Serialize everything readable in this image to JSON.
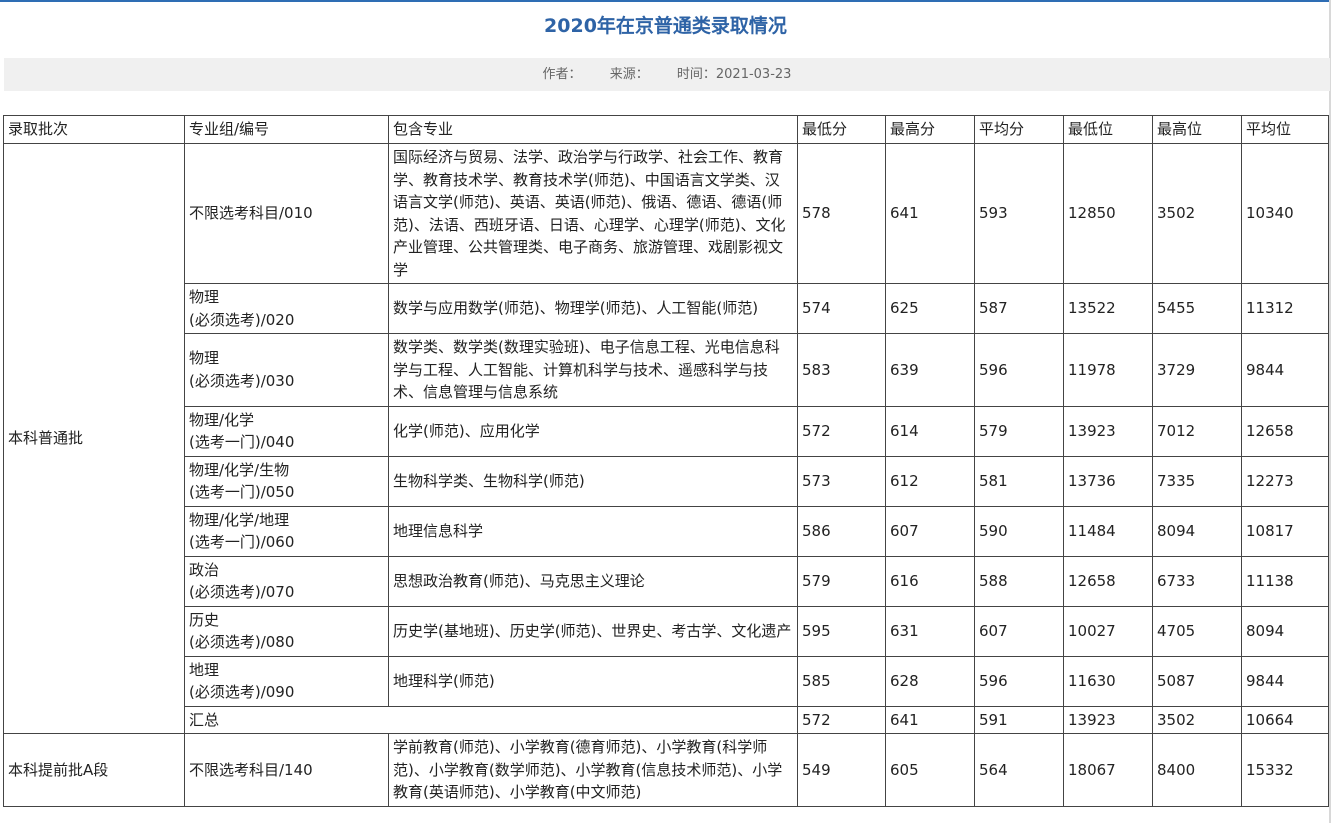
{
  "title": "2020年在京普通类录取情况",
  "meta": {
    "author_label": "作者：",
    "source_label": "来源：",
    "time_label": "时间：",
    "time_value": "2021-03-23"
  },
  "table": {
    "headers": [
      "录取批次",
      "专业组/编号",
      "包含专业",
      "最低分",
      "最高分",
      "平均分",
      "最低位",
      "最高位",
      "平均位"
    ],
    "batch1": "本科普通批",
    "batch2": "本科提前批A段",
    "rows": [
      {
        "group": [
          "不限选考科目/010"
        ],
        "majors": "国际经济与贸易、法学、政治学与行政学、社会工作、教育学、教育技术学、教育技术学(师范)、中国语言文学类、汉语言文学(师范)、英语、英语(师范)、俄语、德语、德语(师范)、法语、西班牙语、日语、心理学、心理学(师范)、文化产业管理、公共管理类、电子商务、旅游管理、戏剧影视文学",
        "min": "578",
        "max": "641",
        "avg": "593",
        "minr": "12850",
        "maxr": "3502",
        "avgr": "10340"
      },
      {
        "group": [
          "物理",
          "(必须选考)/020"
        ],
        "majors": "数学与应用数学(师范)、物理学(师范)、人工智能(师范)",
        "min": "574",
        "max": "625",
        "avg": "587",
        "minr": "13522",
        "maxr": "5455",
        "avgr": "11312"
      },
      {
        "group": [
          "物理",
          "(必须选考)/030"
        ],
        "majors": "数学类、数学类(数理实验班)、电子信息工程、光电信息科学与工程、人工智能、计算机科学与技术、遥感科学与技术、信息管理与信息系统",
        "min": "583",
        "max": "639",
        "avg": "596",
        "minr": "11978",
        "maxr": "3729",
        "avgr": "9844"
      },
      {
        "group": [
          "物理/化学",
          "(选考一门)/040"
        ],
        "majors": "化学(师范)、应用化学",
        "min": "572",
        "max": "614",
        "avg": "579",
        "minr": "13923",
        "maxr": "7012",
        "avgr": "12658"
      },
      {
        "group": [
          "物理/化学/生物",
          "(选考一门)/050"
        ],
        "majors": "生物科学类、生物科学(师范)",
        "min": "573",
        "max": "612",
        "avg": "581",
        "minr": "13736",
        "maxr": "7335",
        "avgr": "12273"
      },
      {
        "group": [
          "物理/化学/地理",
          "(选考一门)/060"
        ],
        "majors": "地理信息科学",
        "min": "586",
        "max": "607",
        "avg": "590",
        "minr": "11484",
        "maxr": "8094",
        "avgr": "10817"
      },
      {
        "group": [
          "政治",
          "(必须选考)/070"
        ],
        "majors": "思想政治教育(师范)、马克思主义理论",
        "min": "579",
        "max": "616",
        "avg": "588",
        "minr": "12658",
        "maxr": "6733",
        "avgr": "11138"
      },
      {
        "group": [
          "历史",
          "(必须选考)/080"
        ],
        "majors": "历史学(基地班)、历史学(师范)、世界史、考古学、文化遗产",
        "min": "595",
        "max": "631",
        "avg": "607",
        "minr": "10027",
        "maxr": "4705",
        "avgr": "8094"
      },
      {
        "group": [
          "地理",
          "(必须选考)/090"
        ],
        "majors": "地理科学(师范)",
        "min": "585",
        "max": "628",
        "avg": "596",
        "minr": "11630",
        "maxr": "5087",
        "avgr": "9844"
      }
    ],
    "summary": {
      "label": "汇总",
      "min": "572",
      "max": "641",
      "avg": "591",
      "minr": "13923",
      "maxr": "3502",
      "avgr": "10664"
    },
    "early": {
      "group": "不限选考科目/140",
      "majors": "学前教育(师范)、小学教育(德育师范)、小学教育(科学师范)、小学教育(数学师范)、小学教育(信息技术师范)、小学教育(英语师范)、小学教育(中文师范)",
      "min": "549",
      "max": "605",
      "avg": "564",
      "minr": "18067",
      "maxr": "8400",
      "avgr": "15332"
    }
  }
}
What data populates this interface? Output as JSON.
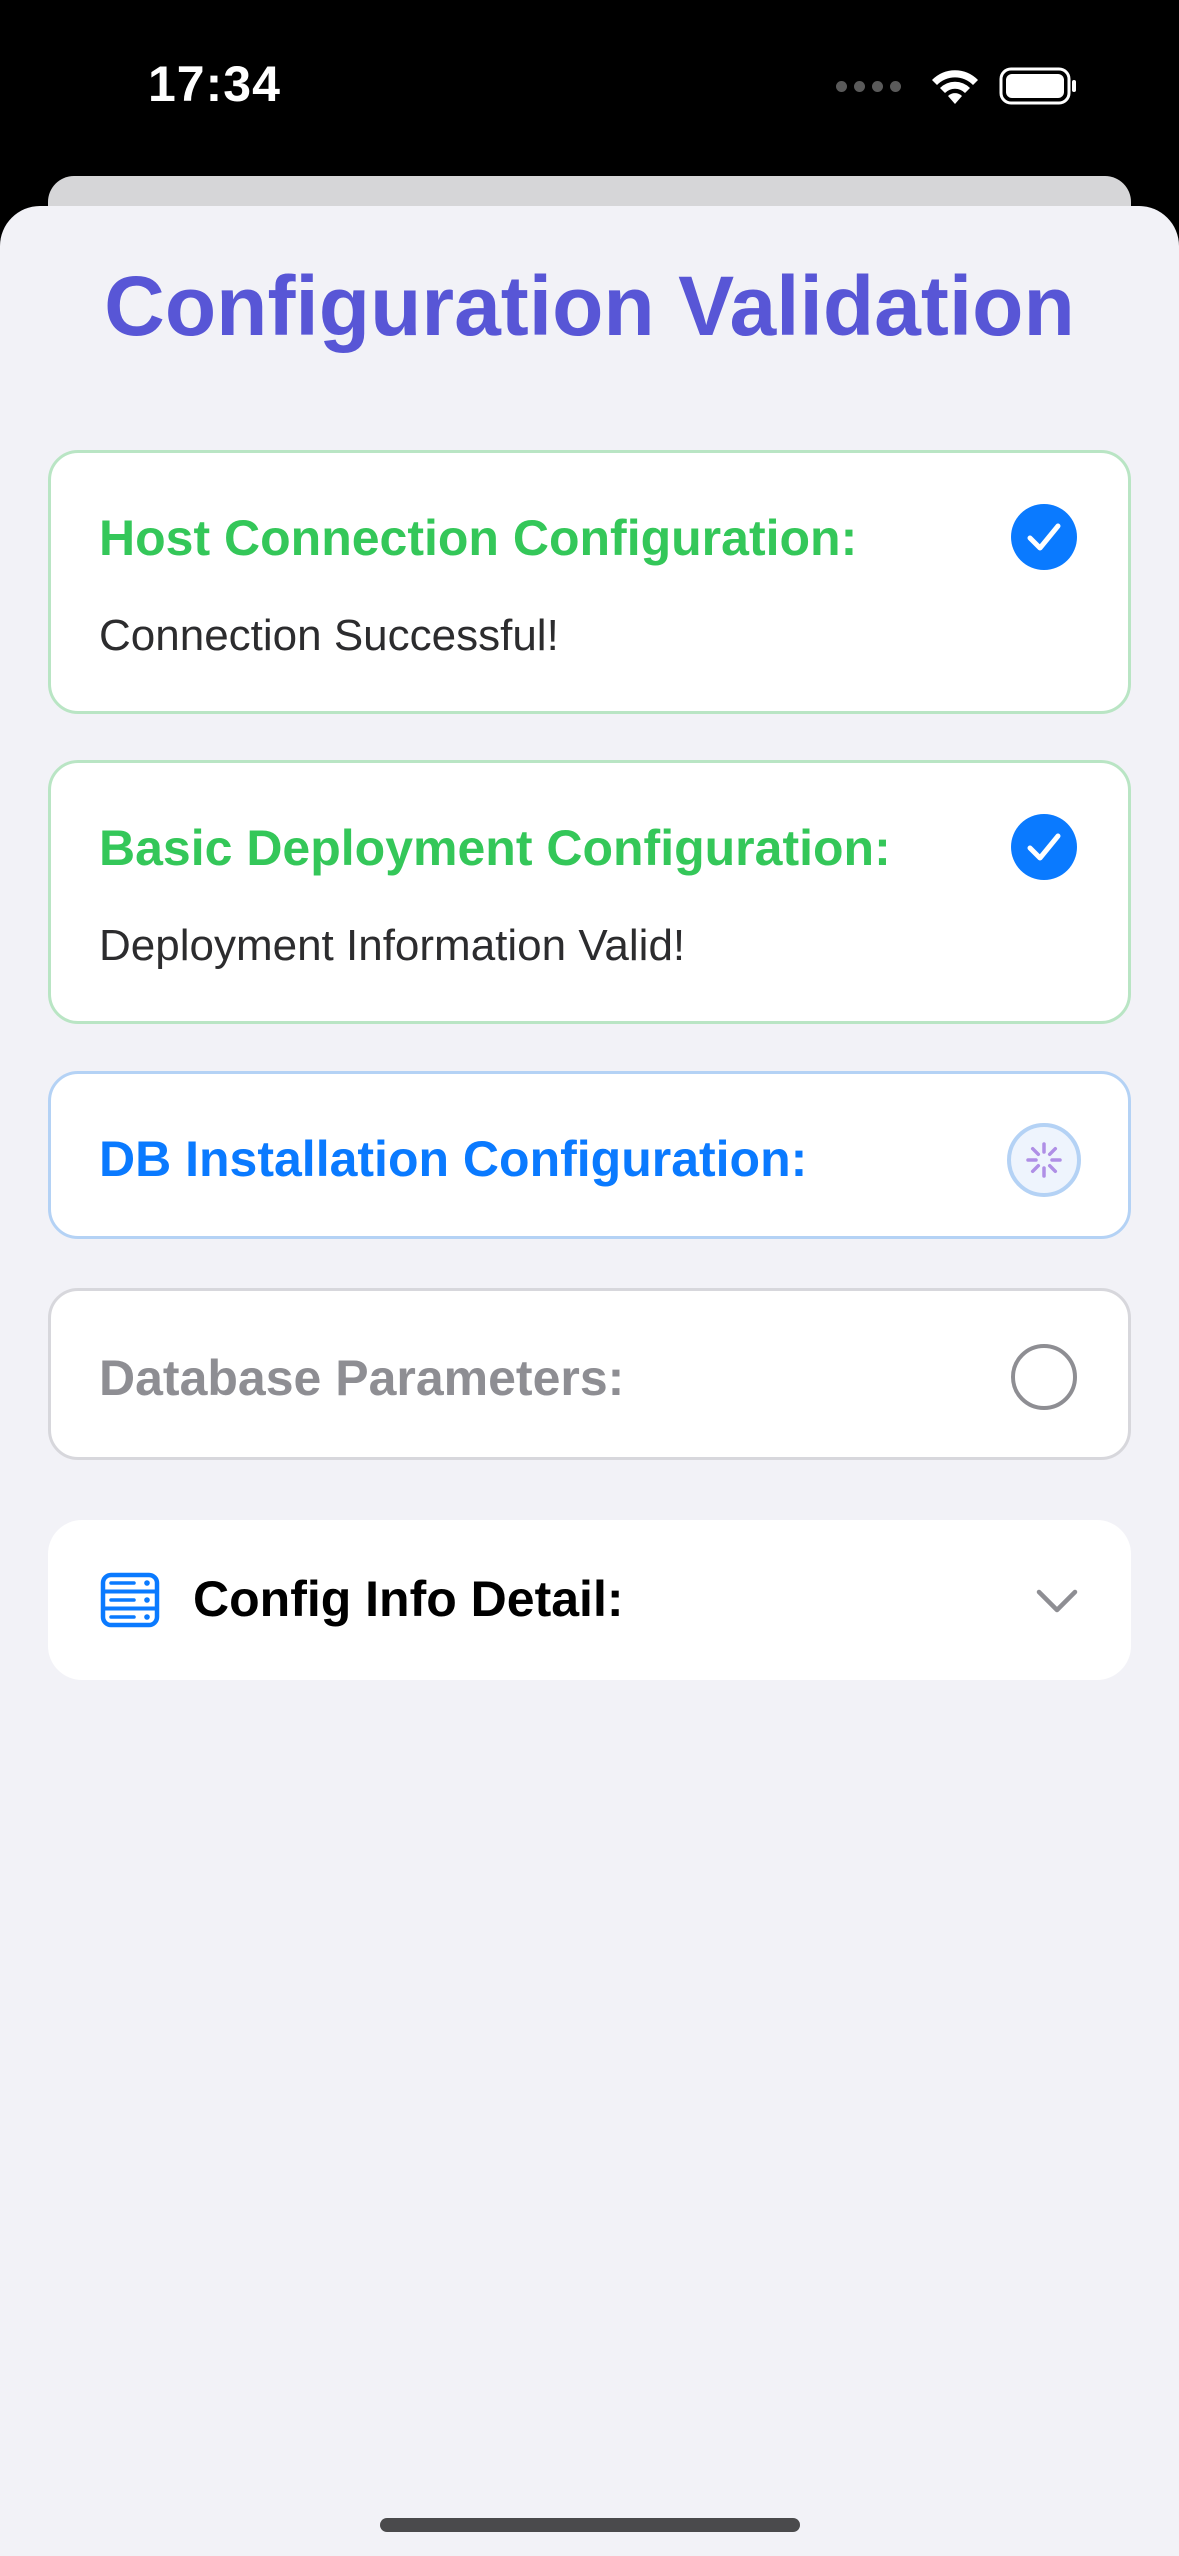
{
  "status_bar": {
    "time": "17:34",
    "icons": [
      "cellular-signal-icon",
      "wifi-icon",
      "battery-icon"
    ]
  },
  "page": {
    "title": "Configuration Validation"
  },
  "checks": [
    {
      "title": "Host Connection Configuration:",
      "message": "Connection Successful!",
      "state": "success",
      "icon": "checkmark-circle-icon"
    },
    {
      "title": "Basic Deployment Configuration:",
      "message": "Deployment Information Valid!",
      "state": "success",
      "icon": "checkmark-circle-icon"
    },
    {
      "title": "DB Installation Configuration:",
      "message": "",
      "state": "in-progress",
      "icon": "spinner-icon"
    },
    {
      "title": "Database Parameters:",
      "message": "",
      "state": "pending",
      "icon": "empty-circle-icon"
    }
  ],
  "detail": {
    "label": "Config Info Detail:",
    "icon": "server-rack-icon",
    "expanded": false
  },
  "colors": {
    "title": "#5856d6",
    "success": "#34c759",
    "progress": "#0a7aff",
    "pending": "#8e8e93",
    "background": "#f2f2f7"
  }
}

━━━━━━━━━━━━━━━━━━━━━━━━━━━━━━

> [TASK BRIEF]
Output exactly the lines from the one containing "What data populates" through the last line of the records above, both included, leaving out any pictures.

> [OUTPUT FOR THIS EXERCISE]
What data populates this interface? Output as JSON.
{
  "status_bar": {
    "time": "17:34",
    "icons": [
      "cellular-signal-icon",
      "wifi-icon",
      "battery-icon"
    ]
  },
  "page": {
    "title": "Configuration Validation"
  },
  "checks": [
    {
      "title": "Host Connection Configuration:",
      "message": "Connection Successful!",
      "state": "success",
      "icon": "checkmark-circle-icon"
    },
    {
      "title": "Basic Deployment Configuration:",
      "message": "Deployment Information Valid!",
      "state": "success",
      "icon": "checkmark-circle-icon"
    },
    {
      "title": "DB Installation Configuration:",
      "message": "",
      "state": "in-progress",
      "icon": "spinner-icon"
    },
    {
      "title": "Database Parameters:",
      "message": "",
      "state": "pending",
      "icon": "empty-circle-icon"
    }
  ],
  "detail": {
    "label": "Config Info Detail:",
    "icon": "server-rack-icon",
    "expanded": false
  },
  "colors": {
    "title": "#5856d6",
    "success": "#34c759",
    "progress": "#0a7aff",
    "pending": "#8e8e93",
    "background": "#f2f2f7"
  }
}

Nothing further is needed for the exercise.